The play require two women, five men, and a non-speaking chorus of between three and seven members called the "Nosferatu." On a unit set that can be slightly altered to represent a numberof locations, the Nosferatu effect the changes in setting as well as participating as forces in the action of the play.
The play opens with a highly symbolic gathering of the still-living principals just after Lucy Westenra's mysterious death at which Dr. Van Helsing collects everyone's journals and letters to study in an attempt to discover the cause of Lucy's demise. From there, in flashback, it chronicles Jonathan Harker's travels to Transylvania and his imprisonment there by his aged client, Count Dracula, as well as Mina Murray's visit to Lucy in Whitby and the beginnings of Lucy's strange disease. We also meet Dr. John Seward, in charge of his own private lunatic asylum, and his star patient, Renfield, who has some interesting views on the nature and source of eternal life. The first act ends back in present time with Van Helsings's conclusion that there is a vampire about and the first confrontation with Dracula himself, now fifty years younger.

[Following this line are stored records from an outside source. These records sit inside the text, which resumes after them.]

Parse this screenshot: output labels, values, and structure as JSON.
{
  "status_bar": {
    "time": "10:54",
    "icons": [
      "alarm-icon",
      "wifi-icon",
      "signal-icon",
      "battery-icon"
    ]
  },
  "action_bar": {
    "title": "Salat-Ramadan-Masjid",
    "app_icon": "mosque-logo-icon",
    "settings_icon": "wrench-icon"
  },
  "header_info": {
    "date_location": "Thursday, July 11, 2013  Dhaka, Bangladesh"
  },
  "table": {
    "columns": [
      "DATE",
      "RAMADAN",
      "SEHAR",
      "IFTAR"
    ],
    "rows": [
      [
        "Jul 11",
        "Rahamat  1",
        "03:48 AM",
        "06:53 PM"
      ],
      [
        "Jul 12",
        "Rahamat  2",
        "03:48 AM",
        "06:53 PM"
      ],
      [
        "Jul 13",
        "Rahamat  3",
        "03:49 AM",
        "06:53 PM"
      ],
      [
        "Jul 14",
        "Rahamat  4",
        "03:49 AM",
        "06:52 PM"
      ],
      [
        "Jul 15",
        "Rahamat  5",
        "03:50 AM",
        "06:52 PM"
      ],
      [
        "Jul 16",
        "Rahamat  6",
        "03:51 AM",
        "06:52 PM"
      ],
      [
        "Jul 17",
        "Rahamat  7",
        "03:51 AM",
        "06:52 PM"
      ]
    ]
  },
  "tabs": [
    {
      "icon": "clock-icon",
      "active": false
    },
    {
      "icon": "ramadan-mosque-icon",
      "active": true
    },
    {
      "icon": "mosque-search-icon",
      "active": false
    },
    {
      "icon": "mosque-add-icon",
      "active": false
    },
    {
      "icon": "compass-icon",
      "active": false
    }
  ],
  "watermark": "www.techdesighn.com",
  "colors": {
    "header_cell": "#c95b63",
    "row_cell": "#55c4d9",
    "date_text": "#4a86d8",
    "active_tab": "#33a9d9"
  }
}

In the second act, we watch the struggle of a rather pedestrian good against an attractive evil as the comparatively impotent men attempt to defeat a powerful Dracula who now threatens Mina. Among other excitements are the staking of Lucy, a pair of sensational seductions, the murder of Renfield, a fascinating hynotism scene and a dynamic ending in which virtue triumphs, but not without some interesting implications about the nature of virtue istelf and the relationship of women and men to each other and to society in general.